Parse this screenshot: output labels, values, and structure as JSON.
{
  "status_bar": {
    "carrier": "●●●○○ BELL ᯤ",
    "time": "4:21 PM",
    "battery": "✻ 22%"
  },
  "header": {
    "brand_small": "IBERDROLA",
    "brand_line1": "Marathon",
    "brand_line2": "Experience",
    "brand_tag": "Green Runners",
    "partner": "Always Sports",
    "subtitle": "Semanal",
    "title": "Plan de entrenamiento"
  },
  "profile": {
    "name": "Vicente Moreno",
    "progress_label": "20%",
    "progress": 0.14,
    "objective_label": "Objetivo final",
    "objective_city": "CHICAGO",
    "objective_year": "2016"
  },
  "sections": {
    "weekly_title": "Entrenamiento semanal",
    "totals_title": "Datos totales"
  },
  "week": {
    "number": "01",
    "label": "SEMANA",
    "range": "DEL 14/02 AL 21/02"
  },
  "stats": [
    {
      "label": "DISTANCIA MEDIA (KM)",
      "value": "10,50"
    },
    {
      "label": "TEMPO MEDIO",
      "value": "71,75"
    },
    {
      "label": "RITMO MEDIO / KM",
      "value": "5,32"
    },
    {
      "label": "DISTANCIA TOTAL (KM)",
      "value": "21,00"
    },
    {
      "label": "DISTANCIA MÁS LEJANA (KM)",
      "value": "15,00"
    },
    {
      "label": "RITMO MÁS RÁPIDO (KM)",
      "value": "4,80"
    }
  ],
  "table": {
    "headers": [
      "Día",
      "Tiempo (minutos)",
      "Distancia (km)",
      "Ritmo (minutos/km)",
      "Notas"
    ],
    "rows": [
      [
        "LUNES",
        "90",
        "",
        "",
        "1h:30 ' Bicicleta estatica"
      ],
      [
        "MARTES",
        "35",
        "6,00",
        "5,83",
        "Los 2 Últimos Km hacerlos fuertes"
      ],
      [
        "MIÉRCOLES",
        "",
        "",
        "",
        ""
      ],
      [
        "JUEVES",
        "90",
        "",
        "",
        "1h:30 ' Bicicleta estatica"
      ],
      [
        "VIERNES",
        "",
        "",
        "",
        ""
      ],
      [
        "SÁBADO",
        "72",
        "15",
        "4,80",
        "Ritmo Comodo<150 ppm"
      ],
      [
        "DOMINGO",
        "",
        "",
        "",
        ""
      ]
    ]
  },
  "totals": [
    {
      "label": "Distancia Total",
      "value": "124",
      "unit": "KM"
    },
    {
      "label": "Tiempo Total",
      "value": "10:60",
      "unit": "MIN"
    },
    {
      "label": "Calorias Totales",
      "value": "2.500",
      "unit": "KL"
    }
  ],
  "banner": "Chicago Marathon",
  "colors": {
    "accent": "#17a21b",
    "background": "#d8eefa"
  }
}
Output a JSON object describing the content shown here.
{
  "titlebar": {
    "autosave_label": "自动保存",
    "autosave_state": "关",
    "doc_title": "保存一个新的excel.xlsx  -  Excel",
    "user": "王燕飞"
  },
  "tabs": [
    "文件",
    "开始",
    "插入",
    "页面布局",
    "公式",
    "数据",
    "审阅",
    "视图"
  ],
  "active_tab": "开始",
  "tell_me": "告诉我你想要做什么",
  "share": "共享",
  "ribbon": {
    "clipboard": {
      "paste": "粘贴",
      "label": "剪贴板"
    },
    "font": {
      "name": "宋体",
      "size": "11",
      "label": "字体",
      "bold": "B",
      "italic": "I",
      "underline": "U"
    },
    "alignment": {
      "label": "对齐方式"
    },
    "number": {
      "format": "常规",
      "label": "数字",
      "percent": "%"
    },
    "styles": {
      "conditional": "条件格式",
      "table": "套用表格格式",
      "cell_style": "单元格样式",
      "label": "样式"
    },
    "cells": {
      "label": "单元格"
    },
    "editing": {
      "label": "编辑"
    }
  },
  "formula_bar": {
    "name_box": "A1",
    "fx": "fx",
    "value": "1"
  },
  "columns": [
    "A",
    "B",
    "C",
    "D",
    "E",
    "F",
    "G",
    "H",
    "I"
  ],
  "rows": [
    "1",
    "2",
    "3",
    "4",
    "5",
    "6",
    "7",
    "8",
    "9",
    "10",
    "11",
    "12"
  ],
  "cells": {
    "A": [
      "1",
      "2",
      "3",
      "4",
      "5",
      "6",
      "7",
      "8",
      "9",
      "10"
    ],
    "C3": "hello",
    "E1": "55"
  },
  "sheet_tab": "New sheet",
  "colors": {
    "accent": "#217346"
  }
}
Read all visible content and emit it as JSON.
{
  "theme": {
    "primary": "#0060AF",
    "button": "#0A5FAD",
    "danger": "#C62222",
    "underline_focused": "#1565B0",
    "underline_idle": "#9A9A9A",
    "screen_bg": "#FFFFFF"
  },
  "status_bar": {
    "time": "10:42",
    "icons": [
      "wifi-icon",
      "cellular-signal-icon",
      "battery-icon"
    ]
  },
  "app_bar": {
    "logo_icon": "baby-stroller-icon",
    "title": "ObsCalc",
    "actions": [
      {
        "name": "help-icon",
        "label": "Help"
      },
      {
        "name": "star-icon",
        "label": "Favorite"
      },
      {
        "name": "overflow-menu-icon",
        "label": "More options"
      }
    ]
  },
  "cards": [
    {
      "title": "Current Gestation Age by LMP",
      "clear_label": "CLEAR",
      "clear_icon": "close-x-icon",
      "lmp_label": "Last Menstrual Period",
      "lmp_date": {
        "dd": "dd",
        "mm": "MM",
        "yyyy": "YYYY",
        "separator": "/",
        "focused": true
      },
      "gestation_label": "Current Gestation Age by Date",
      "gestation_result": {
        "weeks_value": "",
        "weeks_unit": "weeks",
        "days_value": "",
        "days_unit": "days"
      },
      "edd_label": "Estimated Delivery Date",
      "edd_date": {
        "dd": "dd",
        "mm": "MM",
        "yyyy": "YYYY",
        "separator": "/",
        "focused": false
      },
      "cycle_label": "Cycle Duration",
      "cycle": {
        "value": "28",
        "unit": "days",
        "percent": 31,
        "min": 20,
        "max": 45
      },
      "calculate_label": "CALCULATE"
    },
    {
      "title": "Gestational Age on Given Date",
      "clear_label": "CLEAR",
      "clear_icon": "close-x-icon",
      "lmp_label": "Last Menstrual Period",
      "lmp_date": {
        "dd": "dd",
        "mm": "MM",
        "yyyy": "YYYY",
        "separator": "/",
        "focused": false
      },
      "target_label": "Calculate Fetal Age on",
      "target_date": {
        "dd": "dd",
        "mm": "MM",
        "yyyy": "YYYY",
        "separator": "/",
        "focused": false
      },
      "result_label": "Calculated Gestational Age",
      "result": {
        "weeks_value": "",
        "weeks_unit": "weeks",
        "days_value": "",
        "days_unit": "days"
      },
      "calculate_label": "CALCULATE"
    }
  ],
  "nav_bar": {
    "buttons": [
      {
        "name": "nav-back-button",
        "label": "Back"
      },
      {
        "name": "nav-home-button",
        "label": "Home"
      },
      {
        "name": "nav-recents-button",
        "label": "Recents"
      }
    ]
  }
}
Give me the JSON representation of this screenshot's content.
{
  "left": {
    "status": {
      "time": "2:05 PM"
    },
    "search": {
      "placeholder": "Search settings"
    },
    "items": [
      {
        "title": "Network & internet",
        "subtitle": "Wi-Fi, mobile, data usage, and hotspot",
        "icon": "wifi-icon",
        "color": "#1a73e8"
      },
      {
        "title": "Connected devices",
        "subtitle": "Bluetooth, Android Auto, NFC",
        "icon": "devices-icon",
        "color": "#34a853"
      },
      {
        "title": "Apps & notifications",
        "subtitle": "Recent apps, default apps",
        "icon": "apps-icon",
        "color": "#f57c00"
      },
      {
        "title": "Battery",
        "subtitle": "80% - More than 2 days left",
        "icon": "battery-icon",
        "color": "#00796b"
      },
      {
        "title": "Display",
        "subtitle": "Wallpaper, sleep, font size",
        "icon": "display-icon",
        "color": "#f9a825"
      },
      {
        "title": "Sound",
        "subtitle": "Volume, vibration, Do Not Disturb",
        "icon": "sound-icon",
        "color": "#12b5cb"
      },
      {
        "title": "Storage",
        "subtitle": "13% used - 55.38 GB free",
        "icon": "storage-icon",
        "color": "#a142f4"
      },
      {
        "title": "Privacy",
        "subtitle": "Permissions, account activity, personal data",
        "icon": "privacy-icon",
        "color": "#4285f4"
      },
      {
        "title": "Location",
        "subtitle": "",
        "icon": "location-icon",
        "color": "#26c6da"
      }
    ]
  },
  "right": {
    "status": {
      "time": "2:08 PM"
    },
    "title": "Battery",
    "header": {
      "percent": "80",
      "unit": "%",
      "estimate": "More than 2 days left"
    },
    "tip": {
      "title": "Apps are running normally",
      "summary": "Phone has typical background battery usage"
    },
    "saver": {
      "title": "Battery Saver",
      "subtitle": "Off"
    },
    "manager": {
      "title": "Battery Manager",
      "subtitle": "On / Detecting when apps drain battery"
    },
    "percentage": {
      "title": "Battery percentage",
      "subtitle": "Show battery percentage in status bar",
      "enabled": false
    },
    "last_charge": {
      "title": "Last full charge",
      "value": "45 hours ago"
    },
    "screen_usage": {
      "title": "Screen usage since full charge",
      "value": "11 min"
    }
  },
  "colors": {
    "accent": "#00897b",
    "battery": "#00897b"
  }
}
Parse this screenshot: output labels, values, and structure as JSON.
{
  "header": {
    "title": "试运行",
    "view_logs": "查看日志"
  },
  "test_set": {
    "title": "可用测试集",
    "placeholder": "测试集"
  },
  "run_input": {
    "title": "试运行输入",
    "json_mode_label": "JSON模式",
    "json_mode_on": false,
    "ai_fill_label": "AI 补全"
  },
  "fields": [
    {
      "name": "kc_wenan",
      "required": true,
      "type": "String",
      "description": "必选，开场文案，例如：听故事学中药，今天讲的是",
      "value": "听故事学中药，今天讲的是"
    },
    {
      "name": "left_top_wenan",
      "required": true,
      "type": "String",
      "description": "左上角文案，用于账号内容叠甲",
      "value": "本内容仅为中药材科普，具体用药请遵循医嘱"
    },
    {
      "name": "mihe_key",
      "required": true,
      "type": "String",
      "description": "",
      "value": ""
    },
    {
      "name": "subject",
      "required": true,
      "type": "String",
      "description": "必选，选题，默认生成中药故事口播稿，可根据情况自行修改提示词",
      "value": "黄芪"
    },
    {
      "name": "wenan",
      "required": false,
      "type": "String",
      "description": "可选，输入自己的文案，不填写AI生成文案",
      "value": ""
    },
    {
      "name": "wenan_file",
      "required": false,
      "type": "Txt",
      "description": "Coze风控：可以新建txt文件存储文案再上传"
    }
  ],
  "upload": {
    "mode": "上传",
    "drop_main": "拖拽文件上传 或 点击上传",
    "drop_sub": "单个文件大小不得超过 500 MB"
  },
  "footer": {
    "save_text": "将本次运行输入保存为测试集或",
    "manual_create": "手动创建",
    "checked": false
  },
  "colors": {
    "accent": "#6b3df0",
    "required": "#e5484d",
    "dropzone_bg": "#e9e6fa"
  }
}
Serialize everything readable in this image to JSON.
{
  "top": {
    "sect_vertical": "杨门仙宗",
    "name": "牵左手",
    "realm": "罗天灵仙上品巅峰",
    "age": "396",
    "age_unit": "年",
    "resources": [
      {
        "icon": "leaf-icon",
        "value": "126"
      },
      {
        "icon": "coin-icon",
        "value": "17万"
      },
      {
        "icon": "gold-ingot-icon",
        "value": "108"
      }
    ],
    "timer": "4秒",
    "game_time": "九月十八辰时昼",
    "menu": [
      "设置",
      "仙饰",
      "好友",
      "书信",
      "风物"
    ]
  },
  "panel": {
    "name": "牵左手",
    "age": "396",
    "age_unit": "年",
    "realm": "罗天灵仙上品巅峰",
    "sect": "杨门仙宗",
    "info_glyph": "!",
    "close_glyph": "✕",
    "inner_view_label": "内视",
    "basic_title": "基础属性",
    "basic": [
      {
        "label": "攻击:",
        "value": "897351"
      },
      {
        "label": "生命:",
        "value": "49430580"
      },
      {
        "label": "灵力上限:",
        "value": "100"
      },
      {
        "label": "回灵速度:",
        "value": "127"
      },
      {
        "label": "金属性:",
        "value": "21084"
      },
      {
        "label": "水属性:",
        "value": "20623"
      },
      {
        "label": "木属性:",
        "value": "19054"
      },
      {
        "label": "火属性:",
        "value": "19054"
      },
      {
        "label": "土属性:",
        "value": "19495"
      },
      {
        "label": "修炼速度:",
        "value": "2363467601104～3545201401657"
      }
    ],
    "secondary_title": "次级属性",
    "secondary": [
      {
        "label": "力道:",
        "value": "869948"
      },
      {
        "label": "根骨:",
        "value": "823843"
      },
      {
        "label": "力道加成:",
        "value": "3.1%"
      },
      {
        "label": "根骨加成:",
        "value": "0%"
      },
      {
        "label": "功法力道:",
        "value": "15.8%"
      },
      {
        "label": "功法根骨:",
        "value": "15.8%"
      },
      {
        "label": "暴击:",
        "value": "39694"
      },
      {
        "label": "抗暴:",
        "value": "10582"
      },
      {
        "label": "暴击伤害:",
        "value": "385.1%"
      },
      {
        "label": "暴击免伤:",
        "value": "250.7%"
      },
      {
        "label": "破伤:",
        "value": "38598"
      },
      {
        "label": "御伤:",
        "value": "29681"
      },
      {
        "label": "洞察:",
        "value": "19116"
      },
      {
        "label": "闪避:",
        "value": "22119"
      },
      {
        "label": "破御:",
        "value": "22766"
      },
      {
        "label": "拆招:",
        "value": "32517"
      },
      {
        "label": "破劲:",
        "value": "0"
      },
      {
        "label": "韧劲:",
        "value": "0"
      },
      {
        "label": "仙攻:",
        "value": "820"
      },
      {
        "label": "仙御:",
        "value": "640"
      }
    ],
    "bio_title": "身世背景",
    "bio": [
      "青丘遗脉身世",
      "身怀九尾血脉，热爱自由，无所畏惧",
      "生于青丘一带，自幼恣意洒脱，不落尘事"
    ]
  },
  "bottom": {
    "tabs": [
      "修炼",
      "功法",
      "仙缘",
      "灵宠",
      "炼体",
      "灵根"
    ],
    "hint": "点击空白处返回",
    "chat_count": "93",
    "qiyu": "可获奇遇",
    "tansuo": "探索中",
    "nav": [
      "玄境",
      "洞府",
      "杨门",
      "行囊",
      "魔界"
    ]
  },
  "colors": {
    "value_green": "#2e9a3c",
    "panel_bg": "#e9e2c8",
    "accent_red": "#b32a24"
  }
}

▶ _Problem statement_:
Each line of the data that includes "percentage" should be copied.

▶ _Result below_:
    "percentage": {
      "title": "Battery percentage",
      "subtitle": "Show battery percentage in status bar",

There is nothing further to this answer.